Philip Hammond (left) and Arun Jaitley will discuus UK-India trade deals.


Brexit will likely lead to a “far higher level of engagement” with Britain, India’s finance minister said today during a visit by his British counterpart aimed at boosting trade.

Arun Jaitley and British finance minister Philip Hammond discussed various aspects of the bilateral relationship including a possible post-Brexit trade deal, a partnership in financial and technology sectors and funding for Indian infrastructure projects.

Britain has made clear its desire to boost trade with India, the world’s fastest-growing major economy.

“Ever since the Brexit referendum took place, it has been clear to us through our communication with the government of the United Kingdom that post-Brexit, (it) will look for more trade, more open trade and more trade arrangements with India,” Jaitley told a joint press conference.

“Obviously these can be formally discussed and formalised after Brexit takes place. But it probably is going to imply a far wider and far higher level of engagement between the two countries.”

The British government last month formally gave notice of its intention to leave the European Union, triggering two years of exit negotiations.

While the benefits to Britain of a trade deal with India are evident, sealing one will be no easy task.
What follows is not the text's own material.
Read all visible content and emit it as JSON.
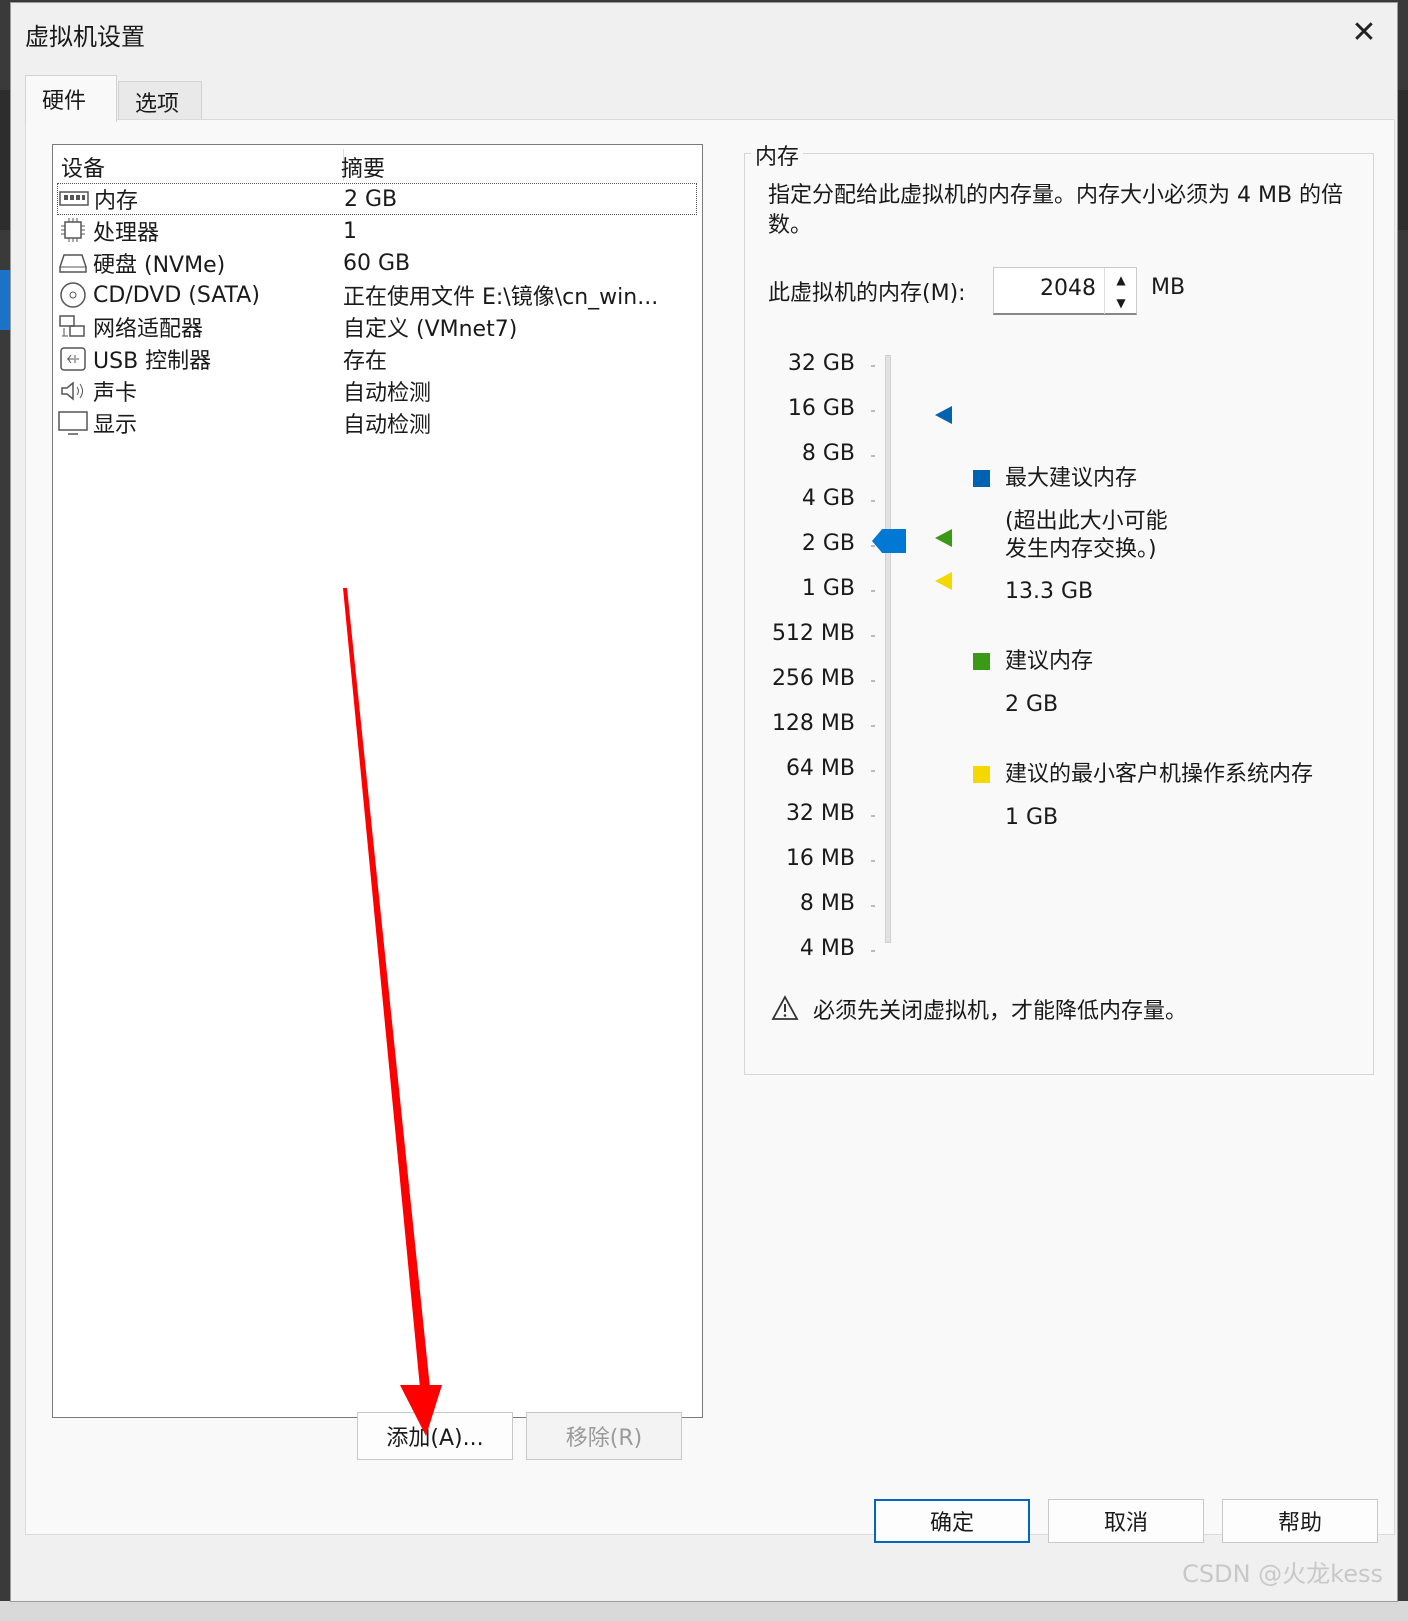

The country has been negotiating a free trade agreement with the EU as a whole for the best part of a decade.

Despite their historical ties dating back to the colonial era, trade between Britain and India in 2015 was relatively low at $14 billion — smaller than the volume between India and Germany.

But after taking office last July British Prime Minister Theresa May’s first bilateral visit outside Europe was to India.
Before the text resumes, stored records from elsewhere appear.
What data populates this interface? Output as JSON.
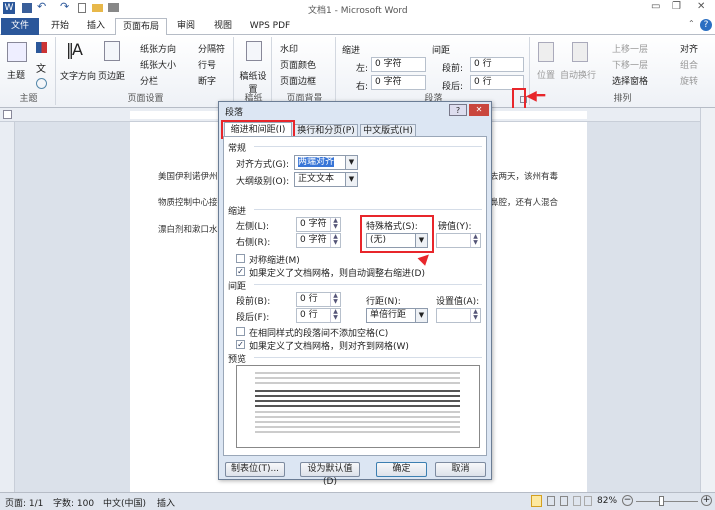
{
  "window": {
    "title": "文档1 - Microsoft Word"
  },
  "tabs": [
    {
      "label": "文件"
    },
    {
      "label": "开始"
    },
    {
      "label": "插入"
    },
    {
      "label": "页面布局"
    },
    {
      "label": "审阅"
    },
    {
      "label": "视图"
    },
    {
      "label": "WPS PDF"
    }
  ],
  "ribbon": {
    "theme": {
      "button": "主题",
      "group": "主题"
    },
    "page_setup": {
      "text_dir": "文字方向",
      "margins": "页边距",
      "orientation": "纸张方向",
      "size": "纸张大小",
      "columns": "分栏",
      "breaks": "分隔符",
      "line_numbers": "行号",
      "hyphenation": "断字",
      "group": "页面设置"
    },
    "manuscript": {
      "button": "稿纸设置",
      "group": "稿纸"
    },
    "background": {
      "watermark": "水印",
      "page_color": "页面颜色",
      "page_border": "页面边框",
      "group": "页面背景"
    },
    "paragraph": {
      "indent": "缩进",
      "left_label": "左:",
      "left_value": "0 字符",
      "right_label": "右:",
      "right_value": "0 字符",
      "spacing": "间距",
      "before_label": "段前:",
      "before_value": "0 行",
      "after_label": "段后:",
      "after_value": "0 行",
      "group": "段落"
    },
    "arrange": {
      "position": "位置",
      "wrap": "自动换行",
      "forward": "上移一层",
      "backward": "下移一层",
      "selection_pane": "选择窗格",
      "align": "对齐",
      "group_btn": "组合",
      "rotate": "旋转",
      "group": "排列"
    }
  },
  "document": {
    "lines": [
      {
        "left": "美国伊利诺伊州",
        "right": "去两天，该州有毒"
      },
      {
        "left": "物质控制中心接",
        "right": "鼻腔，还有人混合"
      },
      {
        "left": "漂白剂和漱口水",
        "right": ""
      }
    ]
  },
  "dialog": {
    "title": "段落",
    "tabs": [
      "缩进和间距(I)",
      "换行和分页(P)",
      "中文版式(H)"
    ],
    "general": {
      "heading": "常规",
      "align_label": "对齐方式(G):",
      "align_value": "两端对齐",
      "outline_label": "大纲级别(O):",
      "outline_value": "正文文本"
    },
    "indent": {
      "heading": "缩进",
      "left_label": "左侧(L):",
      "left_value": "0 字符",
      "right_label": "右侧(R):",
      "right_value": "0 字符",
      "special_label": "特殊格式(S):",
      "special_value": "(无)",
      "by_label": "磅值(Y):",
      "by_value": "",
      "mirror_label": "对称缩进(M)",
      "mirror_checked": false,
      "auto_adjust_label": "如果定义了文档网格，则自动调整右缩进(D)",
      "auto_adjust_checked": true
    },
    "spacing": {
      "heading": "间距",
      "before_label": "段前(B):",
      "before_value": "0 行",
      "after_label": "段后(F):",
      "after_value": "0 行",
      "line_label": "行距(N):",
      "line_value": "单倍行距",
      "at_label": "设置值(A):",
      "at_value": "",
      "no_space_label": "在相同样式的段落间不添加空格(C)",
      "no_space_checked": false,
      "snap_label": "如果定义了文档网格，则对齐到网格(W)",
      "snap_checked": true
    },
    "preview": {
      "heading": "预览"
    },
    "buttons": {
      "tabs": "制表位(T)...",
      "default": "设为默认值(D)",
      "ok": "确定",
      "cancel": "取消"
    }
  },
  "status": {
    "page": "页面: 1/1",
    "words": "字数: 100",
    "lang": "中文(中国)",
    "mode": "插入",
    "zoom": "82%"
  },
  "colors": {
    "accent": "#2b579a",
    "highlight": "#e8262b"
  }
}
Hammond insisted that Brexit did not mean his country wanted less trade with the EU.

“I don’t think there is anybody in the UK that voted to leave the European Union because they wanted to do less trade with the 27 other member states in the EU,” he said.

“So we’ve made that decision that we will not be part of the structure of the EU, but we’ve also made very clear that we want to negotiate the maximum possible open trade relationships with the EU.”